Cold Sores or Herpetic Lesions are groups of small blisters on the lip and around the mouth that are caused by the herpes simplex virus. They are annoyingly noticeable and painful blisters.
Cold sores will usually start to heal within a few days and disappear within a couple of weeks. They heal at a slower rate than topical skin blisters because our mouth is in constant motion. Simply using your mouth for eating and talking can cause the blisters to split open and require the body to re-scab the area.
Treatment for Cold Sores include skin creams, ointments or sometimes pills. These treatments, though effective, can take time for pain relief and the treatment of the area. A more effective way to treat cold sores is through Laser Therapy.
All the unpleasantness of a Cold Sore can be skipped with Laser Therapy offered at RiverWest Dental. Laser Therapy is a high tech, yet affordable treatment option that virtually erases the cold sore and takes away the pain.
The symptoms and warning signs of cold sores may include a tingling, itching or pain around your mouth and on your lips, a fever, a sore throat, or swollen glands in your neck or other parts of the body. After the blisters appear, the cold sores usually break open, leak a clear fluid, and then crust over. For some people, cold sores can be very painful.
If you start feeling any of these symptoms or feel a tingling sensation that warns you of an on-coming sore – schedule an appointment immediately to receive our Laser Treatment. If detected early enough, Laser Treatment can stop the Cold Sore from ever appearing. RiverWest Dental dentists will make every effort to schedule you within 24 hours of a Cold Sore needing treatment.

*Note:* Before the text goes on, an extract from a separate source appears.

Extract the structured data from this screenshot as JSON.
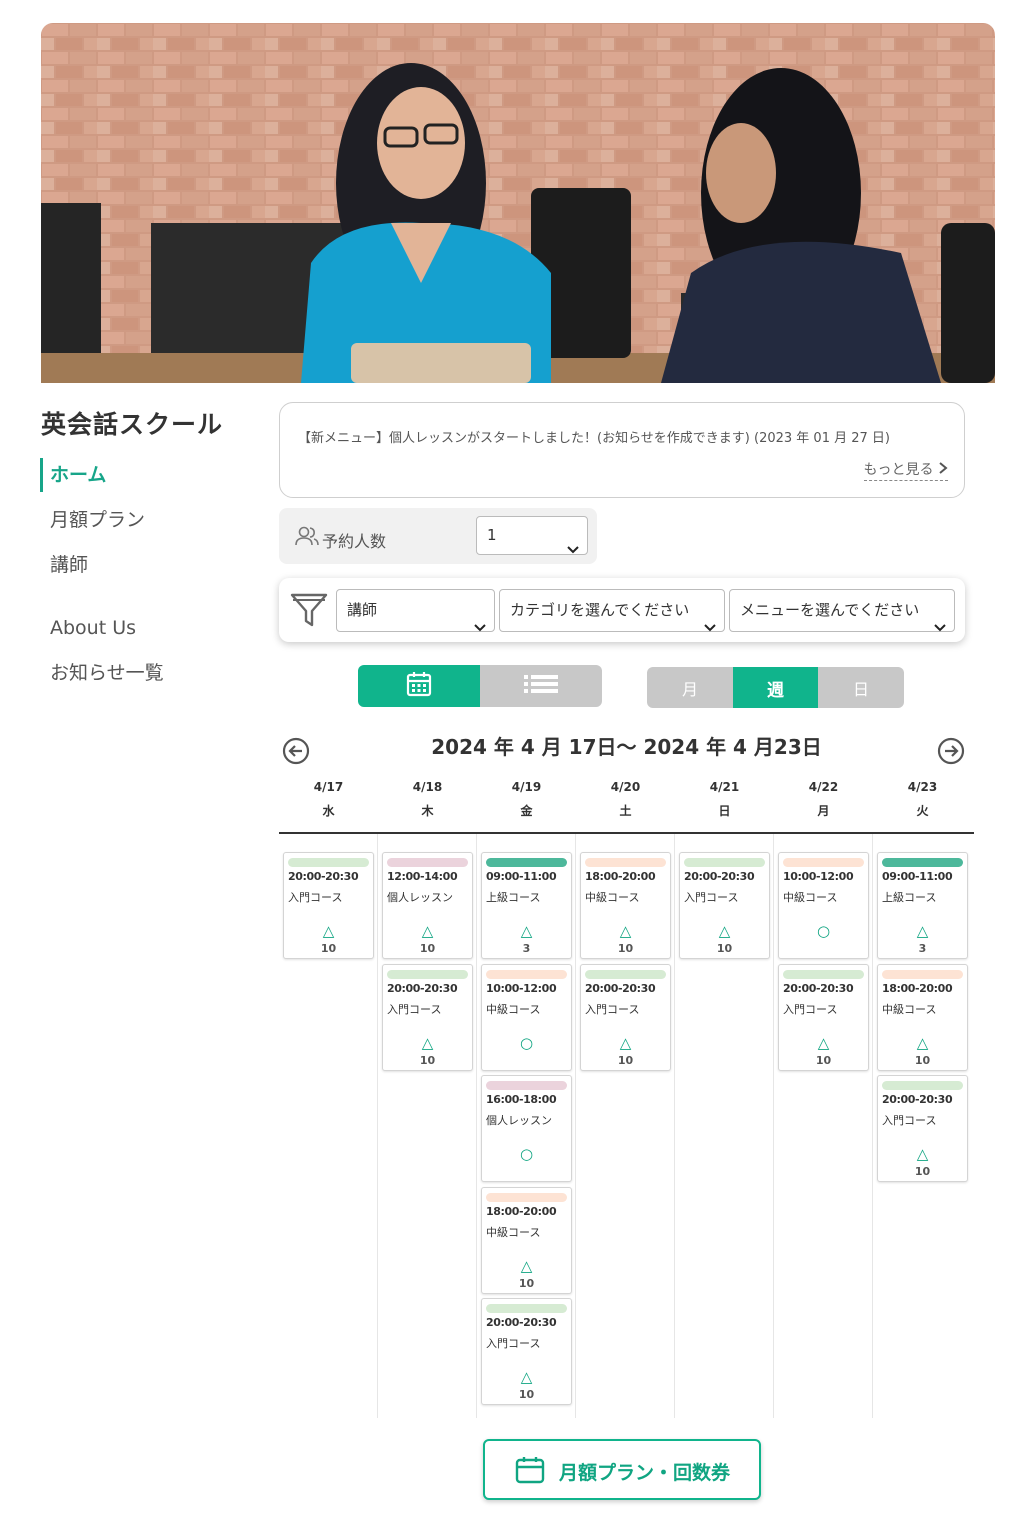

Sometimes called fever blisters, Cold Sores or Herpetic Lesions are caused by the Herpes Simplex Virus that can not be cured. This virus usually enters the body through a break in the skin around or inside the mouth. They can be spread when a person touches a cold sore or contacts the infected fluid from sharing eating utensils or razors, or through kissing or touching that person’s saliva. A parent who has a cold sore often spreads the infection to his or her child in this way.

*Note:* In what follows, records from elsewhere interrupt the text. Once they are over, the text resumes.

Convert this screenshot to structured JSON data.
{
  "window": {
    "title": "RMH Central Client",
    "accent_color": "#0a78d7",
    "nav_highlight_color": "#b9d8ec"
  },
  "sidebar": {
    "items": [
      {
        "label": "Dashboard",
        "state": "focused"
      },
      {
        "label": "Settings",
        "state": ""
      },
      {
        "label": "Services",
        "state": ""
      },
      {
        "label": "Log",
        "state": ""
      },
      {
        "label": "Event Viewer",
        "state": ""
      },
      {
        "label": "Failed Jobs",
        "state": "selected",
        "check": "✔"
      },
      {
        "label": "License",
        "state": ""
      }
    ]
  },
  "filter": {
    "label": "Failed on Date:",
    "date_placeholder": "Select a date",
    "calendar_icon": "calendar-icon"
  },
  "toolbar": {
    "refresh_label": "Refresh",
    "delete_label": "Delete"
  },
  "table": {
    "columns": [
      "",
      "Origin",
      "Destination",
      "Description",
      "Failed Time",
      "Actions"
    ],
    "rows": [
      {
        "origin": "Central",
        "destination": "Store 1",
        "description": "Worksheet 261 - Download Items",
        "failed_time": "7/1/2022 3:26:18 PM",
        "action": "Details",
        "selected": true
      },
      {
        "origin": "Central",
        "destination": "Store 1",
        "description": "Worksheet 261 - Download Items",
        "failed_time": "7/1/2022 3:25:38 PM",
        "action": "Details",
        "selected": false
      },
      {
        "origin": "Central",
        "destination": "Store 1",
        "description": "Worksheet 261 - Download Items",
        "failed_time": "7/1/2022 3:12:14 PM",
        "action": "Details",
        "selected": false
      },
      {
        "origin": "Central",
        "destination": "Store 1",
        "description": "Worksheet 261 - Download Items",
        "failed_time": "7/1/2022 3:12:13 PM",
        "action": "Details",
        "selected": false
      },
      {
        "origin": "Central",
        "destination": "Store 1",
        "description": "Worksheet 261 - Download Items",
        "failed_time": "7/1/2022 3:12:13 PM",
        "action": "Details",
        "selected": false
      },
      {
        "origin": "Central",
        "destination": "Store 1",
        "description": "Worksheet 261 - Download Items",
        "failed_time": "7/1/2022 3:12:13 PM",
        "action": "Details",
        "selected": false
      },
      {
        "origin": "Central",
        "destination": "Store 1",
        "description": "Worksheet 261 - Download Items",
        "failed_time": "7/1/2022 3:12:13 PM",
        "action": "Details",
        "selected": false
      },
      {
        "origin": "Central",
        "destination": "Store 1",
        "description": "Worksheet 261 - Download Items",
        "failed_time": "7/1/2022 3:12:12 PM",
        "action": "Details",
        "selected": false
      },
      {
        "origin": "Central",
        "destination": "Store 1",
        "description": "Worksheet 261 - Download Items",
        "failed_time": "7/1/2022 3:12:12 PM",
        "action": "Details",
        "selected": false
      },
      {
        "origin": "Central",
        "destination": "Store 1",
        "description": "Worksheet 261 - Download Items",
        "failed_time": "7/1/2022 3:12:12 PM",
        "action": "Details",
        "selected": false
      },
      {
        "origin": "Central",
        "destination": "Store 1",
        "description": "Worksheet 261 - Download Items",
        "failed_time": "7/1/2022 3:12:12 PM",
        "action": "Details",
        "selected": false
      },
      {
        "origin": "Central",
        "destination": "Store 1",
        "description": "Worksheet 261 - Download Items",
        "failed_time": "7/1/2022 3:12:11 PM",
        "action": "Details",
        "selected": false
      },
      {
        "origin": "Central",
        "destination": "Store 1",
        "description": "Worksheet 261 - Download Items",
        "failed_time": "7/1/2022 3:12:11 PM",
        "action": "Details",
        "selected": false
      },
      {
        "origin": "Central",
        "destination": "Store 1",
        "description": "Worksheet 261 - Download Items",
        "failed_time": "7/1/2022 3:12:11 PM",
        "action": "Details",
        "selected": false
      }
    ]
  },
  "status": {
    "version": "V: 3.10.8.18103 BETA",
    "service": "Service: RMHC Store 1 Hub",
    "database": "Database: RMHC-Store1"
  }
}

If you have questions about Cold Sores or are wondering if one is developing – please give us a call.